setting out a separate cause of action upon each claim. Attached to the complaint are copies of the claims presented to the board,

duly itemized, and marked respectively "ExOVERALL V. TULARE COUNTY. (No.

hibit A" and "Exhibit B." The gist of the 18,116.)

first cause of action is stated in the com(Supreme Court of California. Oct. 13, 1893.) plaint as follows: "That between the 26th BAERIFF - MILEAGE – UXSUCCESSFUL PURSUIT OF day of November, 1889, and the 1st day of

ESCAPED PRISONERS-SEVERAL AKRESTS AT SAME February, 1890, the plaintiff, as such sheriff, TIME.

necessarily traveled 2,568 miles within said 1. Act March 5, 1870, (St. 1869-70, p.

state in executing warrants in criminal cases; 159,) $ 9, relating to sheriff's fees, provides that the sheriff is entitled to receive, "for

and that thereby said defendant became, and every mile necessarily traveled in going only:

still is, justly indebted to plaintiff in the sum in executing any warrant of arrest,

of $770.40, no part of which has been paid." or for mileage in any criminal case or proceed

And the gist of the second cause of action is ing, * thirty cents." St. 1887, p. 207, $ 211, provides that the fees provided in the

thus stated: “That between the 10th day of act shall be in full compensation, "provided November, 1890, and the 5th day of January, further, that the board of supervisors shall allow to the sheriff his necessary expenses for

1891, defendant became, and still is, justly pursuing criminals or transacting any criminal

indebted to plaintiff for services performed business without the boundaries of his coun as such sheriff, for mileage necessarily travty." Held, that the sheriff was not entitled to eled, and for serving subpoenas and warrants mileage while unsuccessfully hunting for escaped prisoners for whose arrest he had war

in criminal cases to the amount of $689.50, rants. Broughton V. County of Santa Bar

no part of which has been paid." The answer bara, 3 Pac. Rep. 877, 65 Cal. 257, followed. denied all the material averments of the com2. Where a sheriff arrests two or more per

plaint, and upon the issues thus raised the sons at the same time he is not entitled to one mileage at such statutory rate for each personi

case was tried by the court without a jury. arrested.

The court found that the plaintiff was en

titled to recover the full amount claimed, less Department 1. Appeal from superior crurt,

the sum of $27.60, which had been twice Tulare county; Wheaton A. Gray, Judge.

charged in “Exhibit B." Judgment was acAction by D. G. Overall against Tulare

cordingly entered in favor of the plaintiff county to recover for certain fees claimed

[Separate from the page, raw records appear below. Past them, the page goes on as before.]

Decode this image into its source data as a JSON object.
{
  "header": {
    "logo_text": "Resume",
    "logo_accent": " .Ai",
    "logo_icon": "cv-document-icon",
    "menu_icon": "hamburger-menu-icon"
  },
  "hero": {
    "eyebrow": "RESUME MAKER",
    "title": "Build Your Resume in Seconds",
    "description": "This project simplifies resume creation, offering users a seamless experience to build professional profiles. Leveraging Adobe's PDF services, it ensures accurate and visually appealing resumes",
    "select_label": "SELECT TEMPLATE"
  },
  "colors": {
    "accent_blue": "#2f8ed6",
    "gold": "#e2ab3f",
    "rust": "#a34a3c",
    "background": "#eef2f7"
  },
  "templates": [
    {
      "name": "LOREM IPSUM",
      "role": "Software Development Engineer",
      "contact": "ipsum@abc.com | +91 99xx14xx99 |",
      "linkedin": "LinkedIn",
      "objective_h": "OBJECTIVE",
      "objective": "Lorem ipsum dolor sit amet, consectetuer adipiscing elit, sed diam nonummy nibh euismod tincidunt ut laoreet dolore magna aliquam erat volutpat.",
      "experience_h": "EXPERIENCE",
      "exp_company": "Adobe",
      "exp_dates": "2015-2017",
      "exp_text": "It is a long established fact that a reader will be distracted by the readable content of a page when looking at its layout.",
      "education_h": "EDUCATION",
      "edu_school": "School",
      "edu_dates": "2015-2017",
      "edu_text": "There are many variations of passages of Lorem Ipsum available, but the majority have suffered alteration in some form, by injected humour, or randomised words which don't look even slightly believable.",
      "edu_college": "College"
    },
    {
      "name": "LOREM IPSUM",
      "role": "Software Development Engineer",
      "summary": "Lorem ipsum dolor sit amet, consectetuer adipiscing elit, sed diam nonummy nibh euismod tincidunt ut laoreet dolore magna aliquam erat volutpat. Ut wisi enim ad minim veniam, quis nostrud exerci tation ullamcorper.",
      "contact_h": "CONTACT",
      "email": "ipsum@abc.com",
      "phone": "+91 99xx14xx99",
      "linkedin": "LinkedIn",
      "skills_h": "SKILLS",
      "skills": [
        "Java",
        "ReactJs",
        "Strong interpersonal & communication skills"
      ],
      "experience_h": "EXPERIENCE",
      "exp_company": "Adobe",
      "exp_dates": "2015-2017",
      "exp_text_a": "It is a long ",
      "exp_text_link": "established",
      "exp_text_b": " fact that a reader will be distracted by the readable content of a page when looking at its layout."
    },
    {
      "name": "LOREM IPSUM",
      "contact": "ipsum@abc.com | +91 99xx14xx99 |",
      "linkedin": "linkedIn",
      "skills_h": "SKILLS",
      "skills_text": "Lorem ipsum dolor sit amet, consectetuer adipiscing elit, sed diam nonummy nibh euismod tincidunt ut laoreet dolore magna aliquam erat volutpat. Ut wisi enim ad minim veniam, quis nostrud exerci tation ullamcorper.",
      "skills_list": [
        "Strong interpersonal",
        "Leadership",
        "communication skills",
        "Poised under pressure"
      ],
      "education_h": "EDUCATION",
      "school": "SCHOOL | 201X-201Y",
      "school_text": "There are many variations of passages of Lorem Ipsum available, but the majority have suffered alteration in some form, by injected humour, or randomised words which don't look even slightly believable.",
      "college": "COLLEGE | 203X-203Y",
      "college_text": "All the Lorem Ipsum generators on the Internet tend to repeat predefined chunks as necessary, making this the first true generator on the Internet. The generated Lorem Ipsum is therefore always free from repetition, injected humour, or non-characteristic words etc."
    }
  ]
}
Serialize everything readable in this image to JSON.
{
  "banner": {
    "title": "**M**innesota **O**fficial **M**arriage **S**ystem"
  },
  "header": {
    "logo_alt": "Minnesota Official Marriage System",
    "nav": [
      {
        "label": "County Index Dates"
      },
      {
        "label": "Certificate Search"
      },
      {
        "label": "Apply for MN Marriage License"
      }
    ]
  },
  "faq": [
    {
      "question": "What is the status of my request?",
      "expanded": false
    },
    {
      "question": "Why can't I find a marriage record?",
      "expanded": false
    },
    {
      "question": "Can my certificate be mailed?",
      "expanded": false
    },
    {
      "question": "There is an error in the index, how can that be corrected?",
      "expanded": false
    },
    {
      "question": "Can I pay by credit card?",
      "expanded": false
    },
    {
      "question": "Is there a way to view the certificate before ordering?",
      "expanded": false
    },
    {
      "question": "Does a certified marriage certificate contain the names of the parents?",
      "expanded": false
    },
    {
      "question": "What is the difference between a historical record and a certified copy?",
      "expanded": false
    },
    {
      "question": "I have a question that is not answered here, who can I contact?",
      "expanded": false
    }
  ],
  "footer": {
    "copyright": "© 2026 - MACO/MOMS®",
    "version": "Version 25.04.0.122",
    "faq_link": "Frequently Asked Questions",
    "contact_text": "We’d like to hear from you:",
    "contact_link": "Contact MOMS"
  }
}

for the sum of $1,432.30 and costs of suit. to be due bim as sheriff of such county.

From this judgment, and an order denying From a judgment for plaintiff, and from

its motion for a new trial, the defendant apan order denying its motion for a new trial,

peals. defendant appeals. Reversed.

The law fixing the traveling fees of the Bradley & Farnsworth, for appellant. Chas. sheriff of Tulare county during the time G. Lamberson and W. W. Middlecoff, for plaintiff held that office, is found in section respondent.

9 of the act of March 5, 1870, (St. 1869-70,

p. 159, and see St. 1877–78, p. 559.) The proPER CURIAM. The plaintiff was sheriff vision is as follows: "For every mile necesof Tulare county from January 7, 1889, until sarily traveled in going only, in executing January 5, 1891. During that time no salary any warrant of arrest, subpoena, or venire, was attached to his office, but he was en bringing up a prisoner on habeas corpus, titled to charge and receive for official serv taking prisoners before a magistrate or to ices such fees as were allowed by law. On prison, or for mileage in any criminal case November 29, 1890, he presented to the board or proceeding; provided, that in serving a of supervisors for allowance a claim against subpoena or venire, when two or more juthe county for $770.40. Of this claim $284.70 rors or witnesses live in the same direcwas for "miles traveled hunting for” one tion, but one mileage shall be charged, thirty

« PreviousContinue »